Kansas Gov. Sam Brownback has issued an executive order protecting clergy and churches from lawsuits over their refusal to participate in same-sex marriages.
“We have a duty to govern and to govern in accordance with the Constitution as it has been determined by the Supreme Court decision,” Brownback said in a prepared statement. “We also recognize that religious liberty is at the heart of who we are as Kansans and Americans, and should be protected. The Kansas Bill of Rights affirms the right to worship according to ‘dictates of conscience’ and further protects against any infringement of that right. Today’s Executive Order protects Kansas clergy and religious organizations from being forced to participate in activities that violate their sincerely and deeply held beliefs.”
Kansas isn’t the only state to adopt protections for clergy after the Supreme Court legalized same-sex marriage late last month. Last week, Texas Gov. Greg Abbott signed a bill passed by the legislature at the end of its session to shield pastors from lawsuits. Oklahoma enacted a similar measure May 1, and Tennessee legislators are considering one. And Louisiana Gov. Bobby Jindal issued his own executive order providing protections to pastors after lawmakers in his state failed to pass a proposed bill. Shortly after the Supreme Court decision, Jindal issued another executuive order protecting and offering legal representation to any clerks who chose not to issue marriage licenses to same-sex couples because of religious objections.

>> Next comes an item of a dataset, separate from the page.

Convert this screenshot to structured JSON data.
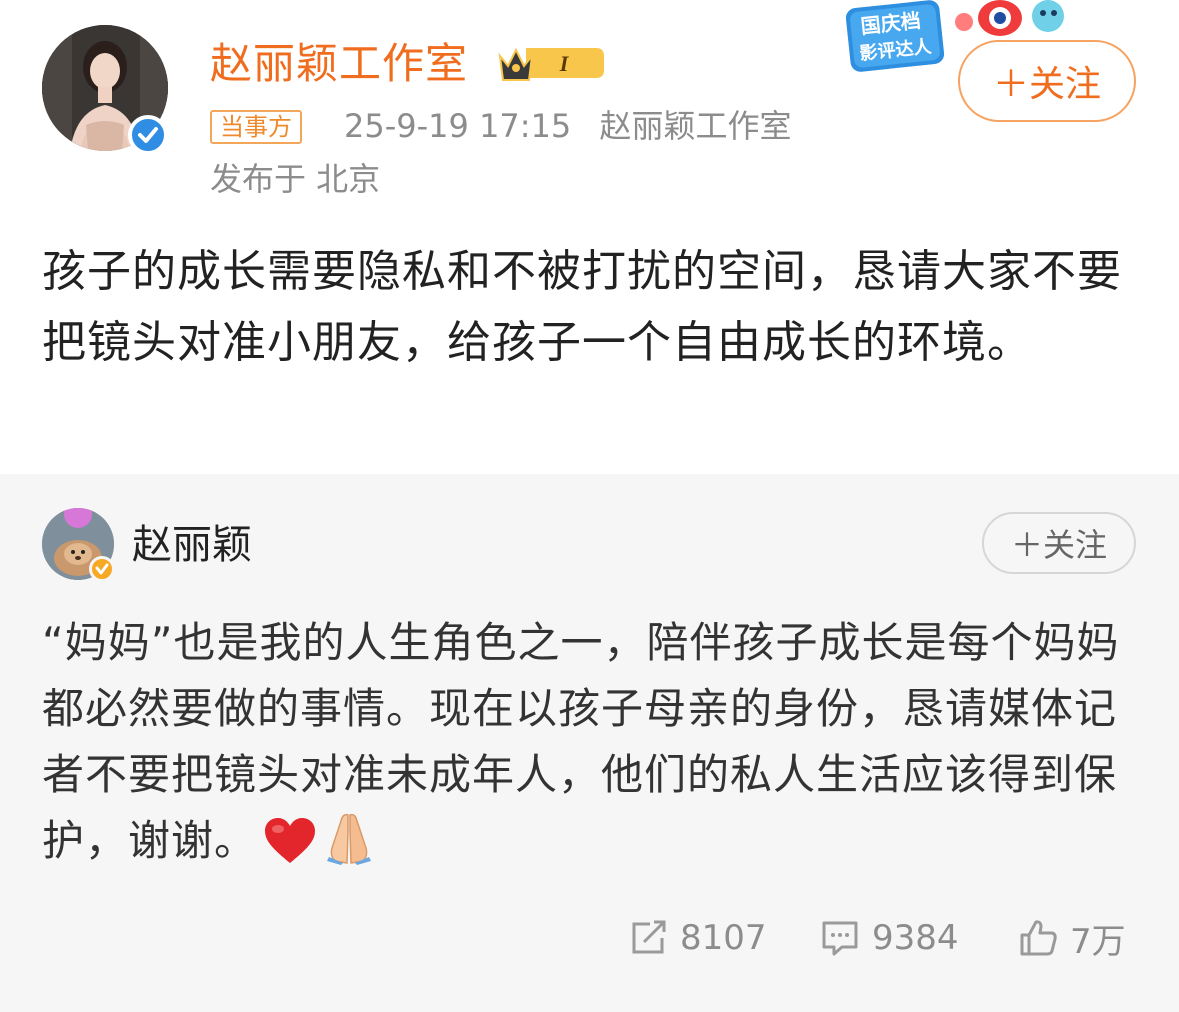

County clerks in Kentucky have been sued for refusing to issue marriage licenses. But so far, no members of the clergy or religious institutions are facing lawsuits for refusing to conduct or host a wedding for a homosexual couple.
Businesses in the wedding industry, on the other hand, have been dragged to court for choosing not to provide services for a same-sex ceremony. And all of the businesses so far have lost their cases.
Last year, the U.S. Supreme Court declined to hear an appeal from a New Mexico photographer fined for declining to take photos for a gay couple’s wedding. Last week, officials in Oregon fined a Christian-owned bakery $135,000 for turning down a wedding cake order from a lesbian couple. And this week, a bakery owner in Colorado went to a state appeals court to defend himself against a similar discrimination claim.
By Leigh Jones, World News Service